The reason people choose to move their retirement money into annuities is because they want their money to grow with the stock market, but they do not want to risk losing their principal amount. This is a good option for people approaching retirement or who are already retired. When you are approaching retirement, you do not have time to make your money back if the stock market takes a down turn. The downside is that annuities have penalties called surrender charges if you want to cash the whole thing out before a certain amount of time. Surrender periods vary but they are usually around 5 to 7 years.
One last thing to say about annuities; Most people do not like annuities because they do not like the thought of handing over a lump sum of money in exchange for yearly payments. This is a valid concern and the annuities companies have changed the structure to combat this concern. Now, with the implementation of income riders, annuity owners are able to start and stop payments whenever they want, have control over the lump sum of money, and even pass down the money inside an annuity to their heirs.
So that is a rundown of your options for moving your 401(k). We talked about these options in terms of what to do if you leave your current job. What if you want to move your 401(k), but you are still working at your current job? This might happen if the investment options in your 401(k) are really bad, if you are approaching retirement and you want to move into an annuity, or if you just want more flexibility in your investments. There is a way to rollover your 401(k) into one of the options above while you are still working for your employer. It is called an in service distribution.
In Service Distribution
Most employer 401(k) plans have a provision to allow you to move your plan into another account while you are still currently working. It is just not publicized. In order for you to be able to do this, you would have to contact your plan administrator and ask what the rules are for an in service distribution. Usually the plan will not allow it until an employee is 59.5 years of age or over, but some will allow for it before this age. If you like your job, but not your 401(k) plan, this may be an option to look at.
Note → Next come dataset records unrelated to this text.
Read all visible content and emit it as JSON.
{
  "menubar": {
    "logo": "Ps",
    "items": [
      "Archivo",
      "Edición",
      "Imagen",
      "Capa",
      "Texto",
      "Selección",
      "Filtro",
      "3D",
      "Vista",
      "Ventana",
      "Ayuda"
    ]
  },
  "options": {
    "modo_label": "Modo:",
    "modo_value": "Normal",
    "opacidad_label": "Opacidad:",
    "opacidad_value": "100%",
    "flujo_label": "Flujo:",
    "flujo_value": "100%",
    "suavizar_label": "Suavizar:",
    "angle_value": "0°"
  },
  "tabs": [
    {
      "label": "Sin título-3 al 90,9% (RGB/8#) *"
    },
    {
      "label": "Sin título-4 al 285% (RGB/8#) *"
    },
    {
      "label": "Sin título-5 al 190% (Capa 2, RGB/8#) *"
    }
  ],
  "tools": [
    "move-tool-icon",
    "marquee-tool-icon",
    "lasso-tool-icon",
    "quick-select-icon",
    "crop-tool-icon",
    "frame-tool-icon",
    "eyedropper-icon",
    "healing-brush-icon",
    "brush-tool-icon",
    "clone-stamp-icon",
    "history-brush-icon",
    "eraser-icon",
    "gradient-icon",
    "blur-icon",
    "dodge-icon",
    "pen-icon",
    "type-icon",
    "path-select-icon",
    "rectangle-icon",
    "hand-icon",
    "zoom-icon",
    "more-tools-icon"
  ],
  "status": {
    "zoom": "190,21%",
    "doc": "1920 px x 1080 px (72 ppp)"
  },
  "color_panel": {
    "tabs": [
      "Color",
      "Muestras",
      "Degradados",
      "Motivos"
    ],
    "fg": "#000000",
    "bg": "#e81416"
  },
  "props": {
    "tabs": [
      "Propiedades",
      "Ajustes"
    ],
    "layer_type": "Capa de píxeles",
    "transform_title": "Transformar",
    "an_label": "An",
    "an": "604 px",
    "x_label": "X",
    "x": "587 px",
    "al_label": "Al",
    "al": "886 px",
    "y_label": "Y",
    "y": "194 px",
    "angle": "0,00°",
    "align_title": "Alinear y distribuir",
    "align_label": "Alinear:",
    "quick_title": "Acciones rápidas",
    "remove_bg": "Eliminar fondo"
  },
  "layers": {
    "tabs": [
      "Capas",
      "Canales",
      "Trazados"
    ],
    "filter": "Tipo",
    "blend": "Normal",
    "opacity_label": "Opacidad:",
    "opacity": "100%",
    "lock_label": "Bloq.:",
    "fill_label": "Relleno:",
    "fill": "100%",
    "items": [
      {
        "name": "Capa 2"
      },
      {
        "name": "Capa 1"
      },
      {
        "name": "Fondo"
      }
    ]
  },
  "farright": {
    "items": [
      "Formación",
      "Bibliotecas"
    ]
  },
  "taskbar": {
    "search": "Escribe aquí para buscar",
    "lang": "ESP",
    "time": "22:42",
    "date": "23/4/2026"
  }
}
We went over a lot in this article and it may seem like a lot to take in. The reason we give so much information is because we want you to be well informed about your financial options and we always want you to have a resource to come back to if you want to know more.
Our advisors at Heritage Fund are here to help you navigate these decisions and can help you with actually moving your money once a decision is made. Our financial planning and advice is available free of charge so it doesn’t hurt to call. If you would like help with 401(k) rollovers or if you have any other financial questions contact us at firstname.lastname@example.org or 510-269-7406